Exercise brief: What you return should be only the lines starting at the one that contains "Give me the" and running to the end of the listing, exactly as written, minus any pictures.

====

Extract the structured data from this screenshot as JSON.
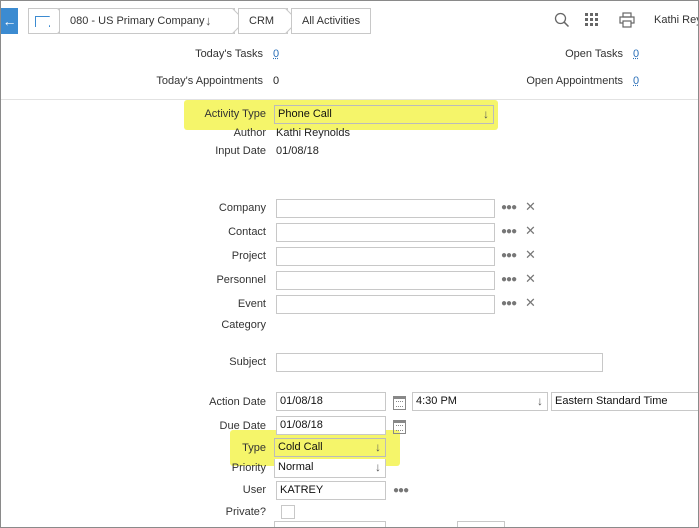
{
  "breadcrumb": {
    "company": "080 - US Primary Company",
    "module": "CRM",
    "page": "All Activities"
  },
  "header": {
    "user": "Kathi Reynolds"
  },
  "summary": {
    "todays_tasks_label": "Today's Tasks",
    "todays_tasks_value": "0",
    "todays_appointments_label": "Today's Appointments",
    "todays_appointments_value": "0",
    "open_tasks_label": "Open Tasks",
    "open_tasks_value": "0",
    "open_appointments_label": "Open Appointments",
    "open_appointments_value": "0"
  },
  "form": {
    "activity_type_label": "Activity Type",
    "activity_type_value": "Phone Call",
    "author_label": "Author",
    "author_value": "Kathi Reynolds",
    "input_date_label": "Input Date",
    "input_date_value": "01/08/18",
    "company_label": "Company",
    "contact_label": "Contact",
    "project_label": "Project",
    "personnel_label": "Personnel",
    "event_label": "Event",
    "category_label": "Category",
    "subject_label": "Subject",
    "action_date_label": "Action Date",
    "action_date_value": "01/08/18",
    "action_time_value": "4:30 PM",
    "timezone_value": "Eastern Standard Time",
    "due_date_label": "Due Date",
    "due_date_value": "01/08/18",
    "type_label": "Type",
    "type_value": "Cold Call",
    "priority_label": "Priority",
    "priority_value": "Normal",
    "user_label": "User",
    "user_value": "KATREY",
    "private_label": "Private?"
  },
  "colors": {
    "accent": "#3c8bd1",
    "highlight": "#f5f56a",
    "link": "#2a6fb8"
  }
}
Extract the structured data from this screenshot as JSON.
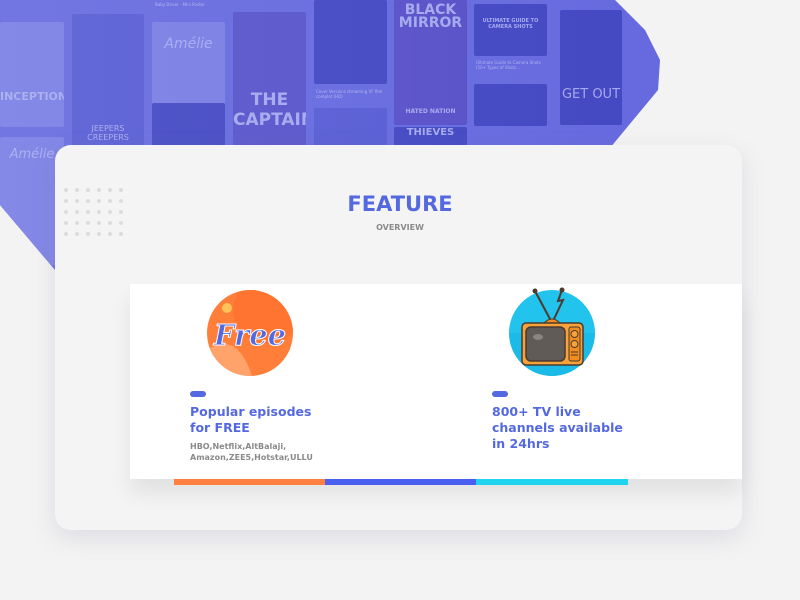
{
  "background": {
    "posters": [
      "INCEPTION",
      "Amélie",
      "THE CAPTAIN",
      "BLACK MIRROR",
      "HATED NATION",
      "GET OUT",
      "THIEVES",
      "JEEPERS CREEPERS",
      "Amélie",
      "ULTIMATE GUIDE TO CAMERA SHOTS"
    ],
    "captions": [
      "Baby Driver - Mini Poster",
      "Cover Versions streaming VF film complet (HD)",
      "Ultimate Guide to Camera Shots (50+ Types of Shots...",
      "Ultimate Guide to Camera Shots (50+ Types of Shots..."
    ],
    "overlay_color": "#6f73e0"
  },
  "section": {
    "title": "FEATURE",
    "subtitle": "OVERVIEW"
  },
  "features": [
    {
      "icon": "free-badge-icon",
      "badge_text": "Free",
      "title_line1": "Popular episodes",
      "title_line2": "for FREE",
      "desc_line1": "HBO,Netflix,AltBalaji,",
      "desc_line2": "Amazon,ZEE5,Hotstar,ULLU"
    },
    {
      "icon": "tv-icon",
      "title_line1": "800+ TV live",
      "title_line2": "channels available",
      "title_line3": "in 24hrs"
    }
  ],
  "colors": {
    "accent": "#5469e0",
    "orange": "#ff8040",
    "blue": "#4a5ff0",
    "cyan": "#1ed4ee"
  }
}
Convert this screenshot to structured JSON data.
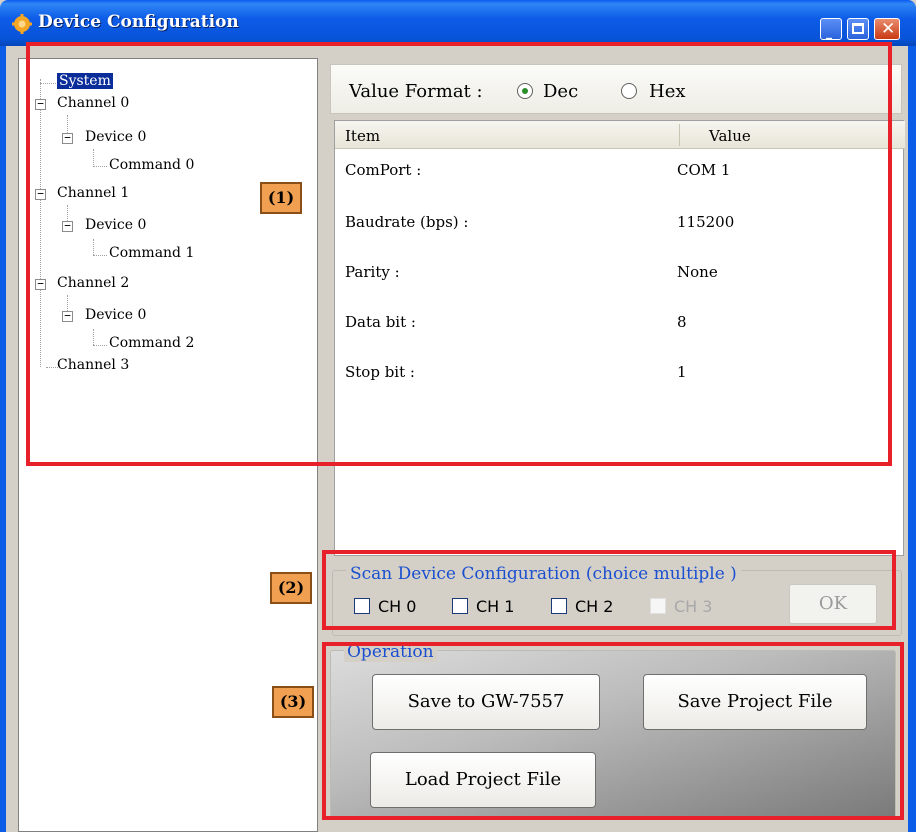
{
  "window": {
    "title": "Device Configuration"
  },
  "tree": {
    "items": [
      {
        "label": "System",
        "selected": true
      },
      {
        "label": "Channel 0"
      },
      {
        "label": "Device 0"
      },
      {
        "label": "Command 0"
      },
      {
        "label": "Channel 1"
      },
      {
        "label": "Device 0"
      },
      {
        "label": "Command 1"
      },
      {
        "label": "Channel 2"
      },
      {
        "label": "Device 0"
      },
      {
        "label": "Command 2"
      },
      {
        "label": "Channel 3"
      }
    ]
  },
  "value_format": {
    "label": "Value Format :",
    "options": [
      "Dec",
      "Hex"
    ],
    "selected": "Dec"
  },
  "grid": {
    "columns": [
      "Item",
      "Value"
    ],
    "rows": [
      {
        "item": "ComPort :",
        "value": "COM 1"
      },
      {
        "item": "Baudrate (bps) :",
        "value": "115200"
      },
      {
        "item": "Parity :",
        "value": "None"
      },
      {
        "item": "Data bit :",
        "value": "8"
      },
      {
        "item": "Stop bit :",
        "value": "1"
      }
    ]
  },
  "scan": {
    "title": "Scan Device Configuration (choice multiple )",
    "channels": [
      {
        "label": "CH 0",
        "enabled": true
      },
      {
        "label": "CH 1",
        "enabled": true
      },
      {
        "label": "CH 2",
        "enabled": true
      },
      {
        "label": "CH 3",
        "enabled": false
      }
    ],
    "ok_label": "OK"
  },
  "operation": {
    "title": "Operation",
    "save_device_label": "Save to GW-7557",
    "save_project_label": "Save Project File",
    "load_project_label": "Load Project File"
  },
  "annotations": {
    "tag1": "(1)",
    "tag2": "(2)",
    "tag3": "(3)",
    "highlight_color": "#e8202a",
    "tag_color": "#f0a050"
  },
  "colors": {
    "titlebar": "#0b5ce6",
    "group_title": "#1a4fd0",
    "selection": "#0a2d9a"
  }
}
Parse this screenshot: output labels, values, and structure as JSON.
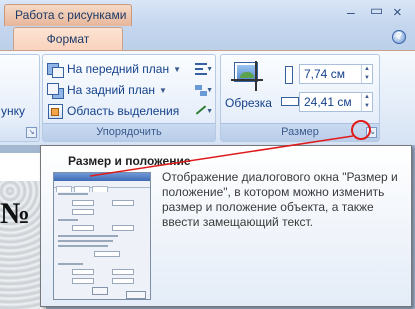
{
  "window": {
    "contextual_tab_group": "Работа с рисунками",
    "controls": {
      "minimize": "–",
      "maximize": "▭",
      "close": "×"
    }
  },
  "ribbon": {
    "active_tab": "Формат",
    "groups": [
      {
        "id": "left-clipped",
        "items": [
          {
            "label": "унку"
          }
        ],
        "label": ""
      },
      {
        "id": "arrange",
        "label": "Упорядочить",
        "items": [
          {
            "label": "На передний план",
            "icon": "bring-front-icon",
            "has_dropdown": true
          },
          {
            "label": "На задний план",
            "icon": "send-back-icon",
            "has_dropdown": true
          },
          {
            "label": "Область выделения",
            "icon": "selection-pane-icon",
            "has_dropdown": false
          }
        ]
      },
      {
        "id": "size",
        "label": "Размер",
        "crop_label": "Обрезка",
        "height_value": "7,74 см",
        "width_value": "24,41 см"
      }
    ]
  },
  "tooltip": {
    "title": "Размер и положение",
    "body": "Отображение диалогового окна \"Размер и положение\", в котором можно изменить размер и положение объекта, а также ввести замещающий текст."
  },
  "document": {
    "visible_text": "№"
  },
  "colors": {
    "ribbon_text": "#15428b",
    "context_tab": "#f9d2bc",
    "highlight": "#e01a1a"
  }
}
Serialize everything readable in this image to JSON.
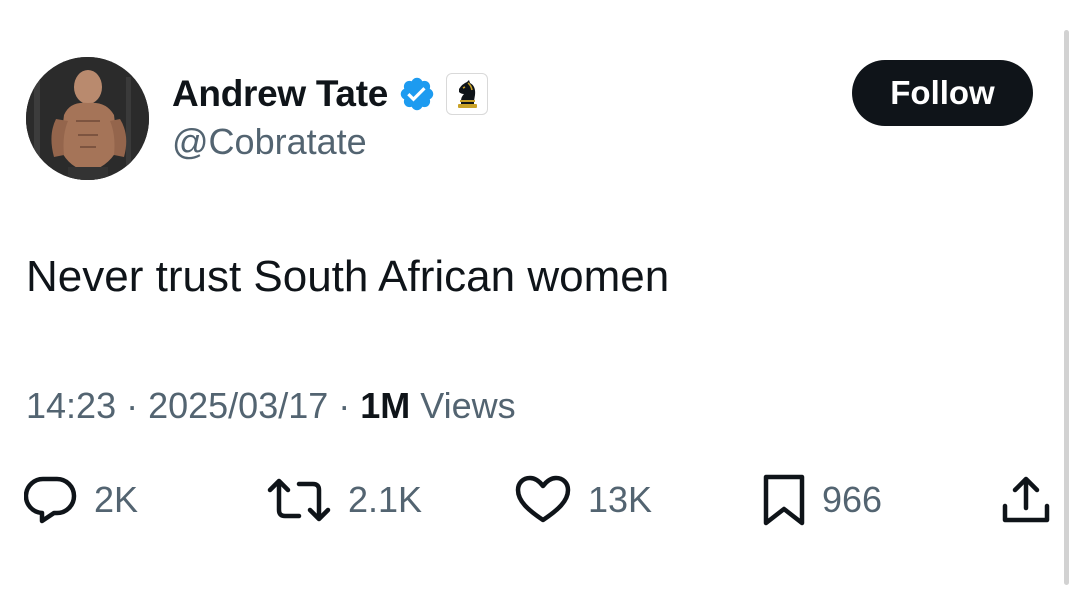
{
  "author": {
    "display_name": "Andrew Tate",
    "handle": "@Cobratate",
    "verified_icon": "verified-badge-icon",
    "affiliate_icon": "chess-knight-icon"
  },
  "follow_label": "Follow",
  "tweet": {
    "text": "Never trust South African women",
    "time": "14:23",
    "separator": " · ",
    "date": "2025/03/17",
    "views_count": "1M",
    "views_label": " Views"
  },
  "actions": {
    "replies": "2K",
    "reposts": "2.1K",
    "likes": "13K",
    "bookmarks": "966"
  },
  "colors": {
    "verified_blue": "#1d9bf0",
    "text_primary": "#0f1419",
    "text_secondary": "#536471"
  }
}
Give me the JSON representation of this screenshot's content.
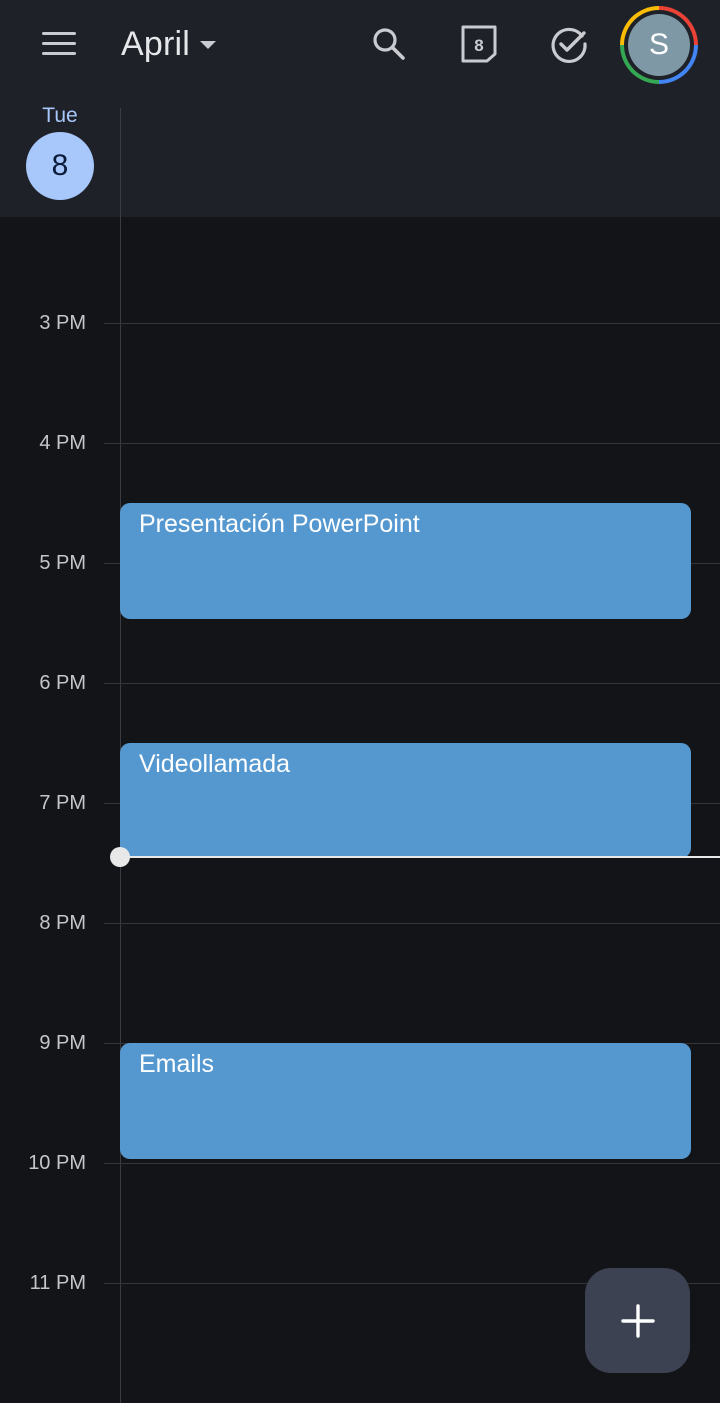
{
  "header": {
    "month": "April",
    "today_badge": "8",
    "avatar_initial": "S"
  },
  "day": {
    "name": "Tue",
    "number": "8"
  },
  "hours": [
    "3 PM",
    "4 PM",
    "5 PM",
    "6 PM",
    "7 PM",
    "8 PM",
    "9 PM",
    "10 PM",
    "11 PM"
  ],
  "events": [
    {
      "title": "Presentación PowerPoint",
      "color": "#5598d0"
    },
    {
      "title": "Videollamada",
      "color": "#5598d0"
    },
    {
      "title": "Emails",
      "color": "#5598d0"
    }
  ],
  "icons": {
    "menu": "menu-icon",
    "month_caret": "caret-down-icon",
    "search": "search-icon",
    "today": "calendar-today-icon",
    "tasks": "check-circle-icon",
    "create": "plus-icon"
  },
  "colors": {
    "accent": "#a8c7fa",
    "event": "#5598d0",
    "fab": "#3d4253"
  }
}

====

Response:
Give me the JSON representation of this screenshot's content.
{
  "header": {
    "month": "April",
    "today_badge": "8",
    "avatar_initial": "S"
  },
  "day": {
    "name": "Tue",
    "number": "8"
  },
  "hours": [
    "3 PM",
    "4 PM",
    "5 PM",
    "6 PM",
    "7 PM",
    "8 PM",
    "9 PM",
    "10 PM",
    "11 PM"
  ],
  "events": [
    {
      "title": "Presentación PowerPoint",
      "color": "#5598d0"
    },
    {
      "title": "Videollamada",
      "color": "#5598d0"
    },
    {
      "title": "Emails",
      "color": "#5598d0"
    }
  ],
  "icons": {
    "menu": "menu-icon",
    "month_caret": "caret-down-icon",
    "search": "search-icon",
    "today": "calendar-today-icon",
    "tasks": "check-circle-icon",
    "create": "plus-icon"
  },
  "colors": {
    "accent": "#a8c7fa",
    "event": "#5598d0",
    "fab": "#3d4253"
  }
}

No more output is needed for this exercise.